Review: Arkham Horror: Final Hour
Fantasy Flight Games adds yet another title to their growing Cthulhu-mythos line of Arkham Horror games with Final Hour. What sets Final Hour apart is how streamlined it is compared to other games in the Fantasy Flight catalog; a full game can be set up and completed in under an hour and a half – even less for returning players! Read on and see if this newest trip to Arkham is worth the price of admission.
Players will fight otherworldly and evil monsters from the Cthulhu realm, as well as occasionally take damage from them. Blood and gore are not used.
The point of the game is to try and reverse an evil ritual which has set in motion the events of the game. During play there is also a chance of getting various magical items to aid players in their adventures.
Arkham Horror: Final Hour is the latest in a long line of cooperative and semi-cooperative games from Fantasy Flight that pit the players against evil beings that would love to see more tentacles, and for the world to end. Where Eldritch Horror tasks you with saving nothing less than the world, and the Arkham Horror game an entire city, Final Hour puts you on the campus of Arkham’s Miskatonic University, where an evil ritual has just been activated. Players must move around the board investigating, fighting, and generally keeping the end of the world at bay long enough to figure out how to put a stop to the evil at hand.
After the board is set up, play consists of an Action Phase, where the players take actions, and an Ancient One Phase, where the minions of evil ancient ones attempt to deliver your doom. In the Action Phase, players will look at the top card of their deck, and place it face down.
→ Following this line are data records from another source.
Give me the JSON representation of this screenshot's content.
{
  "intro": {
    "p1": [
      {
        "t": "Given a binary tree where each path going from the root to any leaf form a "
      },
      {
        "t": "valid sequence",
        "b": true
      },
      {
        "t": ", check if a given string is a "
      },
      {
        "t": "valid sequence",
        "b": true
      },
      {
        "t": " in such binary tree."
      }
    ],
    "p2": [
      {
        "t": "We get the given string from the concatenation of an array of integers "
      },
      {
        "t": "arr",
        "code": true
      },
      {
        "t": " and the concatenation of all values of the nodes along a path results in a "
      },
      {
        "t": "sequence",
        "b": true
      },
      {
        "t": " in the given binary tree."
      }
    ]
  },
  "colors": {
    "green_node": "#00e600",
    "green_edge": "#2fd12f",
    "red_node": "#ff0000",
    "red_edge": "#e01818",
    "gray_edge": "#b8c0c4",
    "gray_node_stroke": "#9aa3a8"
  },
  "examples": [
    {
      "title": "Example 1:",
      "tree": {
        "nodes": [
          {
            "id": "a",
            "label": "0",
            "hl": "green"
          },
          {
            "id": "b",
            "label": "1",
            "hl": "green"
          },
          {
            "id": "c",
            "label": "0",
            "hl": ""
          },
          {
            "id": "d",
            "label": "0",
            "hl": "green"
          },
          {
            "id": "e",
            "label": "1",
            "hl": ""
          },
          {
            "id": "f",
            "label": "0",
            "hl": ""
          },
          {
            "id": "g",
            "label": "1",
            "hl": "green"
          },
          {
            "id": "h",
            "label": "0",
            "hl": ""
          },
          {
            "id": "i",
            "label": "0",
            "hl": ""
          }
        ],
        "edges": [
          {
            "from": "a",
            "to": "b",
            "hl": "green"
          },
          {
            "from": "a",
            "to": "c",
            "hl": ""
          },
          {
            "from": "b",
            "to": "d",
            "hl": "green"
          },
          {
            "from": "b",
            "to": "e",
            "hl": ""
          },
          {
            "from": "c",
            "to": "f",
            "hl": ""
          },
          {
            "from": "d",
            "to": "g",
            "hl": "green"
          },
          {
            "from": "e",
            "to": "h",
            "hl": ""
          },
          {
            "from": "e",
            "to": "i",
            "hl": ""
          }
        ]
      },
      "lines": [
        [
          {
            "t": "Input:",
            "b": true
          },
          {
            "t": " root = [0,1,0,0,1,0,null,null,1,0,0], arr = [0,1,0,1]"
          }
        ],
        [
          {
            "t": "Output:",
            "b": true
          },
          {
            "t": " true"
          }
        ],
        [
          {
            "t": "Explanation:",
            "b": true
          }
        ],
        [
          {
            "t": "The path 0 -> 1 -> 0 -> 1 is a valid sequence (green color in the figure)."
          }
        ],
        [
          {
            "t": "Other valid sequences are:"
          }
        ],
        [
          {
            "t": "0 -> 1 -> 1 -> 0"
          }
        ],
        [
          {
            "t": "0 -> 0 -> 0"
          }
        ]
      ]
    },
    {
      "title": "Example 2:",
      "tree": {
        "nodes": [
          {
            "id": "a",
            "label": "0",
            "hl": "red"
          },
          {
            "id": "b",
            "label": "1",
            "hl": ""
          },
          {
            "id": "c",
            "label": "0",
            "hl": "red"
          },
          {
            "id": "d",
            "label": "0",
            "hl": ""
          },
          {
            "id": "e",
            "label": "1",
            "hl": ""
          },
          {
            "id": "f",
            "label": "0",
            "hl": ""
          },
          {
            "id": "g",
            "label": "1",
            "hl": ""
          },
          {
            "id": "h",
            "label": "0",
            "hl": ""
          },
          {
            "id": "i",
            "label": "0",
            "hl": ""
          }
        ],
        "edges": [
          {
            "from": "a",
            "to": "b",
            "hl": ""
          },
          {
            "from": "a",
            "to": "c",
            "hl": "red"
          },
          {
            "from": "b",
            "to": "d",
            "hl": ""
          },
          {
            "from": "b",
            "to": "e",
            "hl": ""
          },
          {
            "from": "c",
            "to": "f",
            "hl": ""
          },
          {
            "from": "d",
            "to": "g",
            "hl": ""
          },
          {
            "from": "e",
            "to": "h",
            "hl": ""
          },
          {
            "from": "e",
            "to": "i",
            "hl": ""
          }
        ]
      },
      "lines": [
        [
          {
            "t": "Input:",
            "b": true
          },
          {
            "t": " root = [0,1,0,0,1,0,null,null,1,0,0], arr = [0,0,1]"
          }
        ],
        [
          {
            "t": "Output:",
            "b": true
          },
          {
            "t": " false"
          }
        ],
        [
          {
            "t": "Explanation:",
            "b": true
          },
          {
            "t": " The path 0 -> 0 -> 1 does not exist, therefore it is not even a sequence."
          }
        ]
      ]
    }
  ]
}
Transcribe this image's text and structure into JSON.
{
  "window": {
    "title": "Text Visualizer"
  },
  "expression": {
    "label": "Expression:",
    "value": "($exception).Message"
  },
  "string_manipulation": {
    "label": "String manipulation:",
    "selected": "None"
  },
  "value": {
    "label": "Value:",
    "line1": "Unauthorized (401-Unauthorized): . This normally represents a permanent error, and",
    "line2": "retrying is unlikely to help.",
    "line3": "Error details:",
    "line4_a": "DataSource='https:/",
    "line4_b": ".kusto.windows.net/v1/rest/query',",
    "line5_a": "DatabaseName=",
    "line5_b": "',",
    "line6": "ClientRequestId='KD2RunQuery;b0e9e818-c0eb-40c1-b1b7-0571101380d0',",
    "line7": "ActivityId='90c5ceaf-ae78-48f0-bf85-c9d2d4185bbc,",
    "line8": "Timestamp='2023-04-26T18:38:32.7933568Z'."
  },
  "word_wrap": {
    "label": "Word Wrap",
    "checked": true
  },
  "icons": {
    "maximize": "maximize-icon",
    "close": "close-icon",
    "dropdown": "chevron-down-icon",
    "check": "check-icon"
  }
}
They cannot discuss their actions. Then, they take one of their four Priority cards and place it face up on top of their action card. These Priority cards function like initiative – the lowest two cards activate the top half of their assigned action card, and the highest two activate the bottom half. It’s a lot like Gloomhaven, but you don’t get to choose, and often the players cards are set up so the top half is a cool ability, and the bottom is some combination of move, investigate, and bad things happening.
Speaking of bad things, after players resolve all their actions is the Reckoning step of the Ancient One Phase: players add up all the omen icons on the back of their Priority Cards, and consult the Ancient One sheet to see what happens. None of them are good, but the more icons you have the worse it will be. You then have to spawn a new gate, which means new monsters equal to the number of gate icons at that location as well. Then the Lead Investigator token passes.
As players investigate different locations on campus, they will start to reveal icons which will be placed at the bottom of the game board. If an icon is revealed, then players know that it isn’t one of the two hidden icons that were used in the ritual summoning. Finding which two symbols are the hidden ones is key in reversing the ritual and winning the game. The game is lost if either the ritual location on the board has no empty spaces and another monster or damage token is assigned there, or if any investigator dies, or if the investigators fail in attempting to reverse the ritual. To reverse the ritual the investigators each commit three Priority cards, each hopefully matching one of the hidden ritual symbols – each Priority card has one of the game’s symbols in the corner. After revealing the two hidden symbols, if the total investigator successes is equal to or more than twice the number of investigators, the players win.
If it sounds slightly convoluted with the Priority cards and hidden symbols, just know that it really isn’t and works quite well in practice. In back-to-back games with my usual group, we won once with exactly 8 successes, then lost with just seven in the next game, which was so down-to-the-wire that I didn’t even mind. The game is so streamlined that we were able to play twice in less time than it would have taken to play half of an Eldritch Horror game with four people, and with far more interaction and engagement. The Priority cards are a good move to try and curb quarterbacking, but I confess it didn’t stop me from trying. Co-op games have long tried to find that happy balance between everyone being on the same team, and no one getting pushed around or told what to do. I appreciate what they were trying to do, and since you’ll definitely be heading off in different directions most of the game it makes sense that you can’t 100% coordinate your plans.
Final Hour is a great jumping-on point for anyone who wants to try their hand at an adventure game based loosely on the works of H.P. Lovecraft. It’s also a good game for long-time veterans of the hobby, as long as they know it’s not as deep or involved as some past titles. But honestly it all feels like good forward momentum: you still get the fun of racing against the clock and trying to fight your way through hordes of monsters, but with far less setup or slow moments. If you have about an hour, why not use it to save the world?
A review copy was provided by the Publisher.
The Bottom Line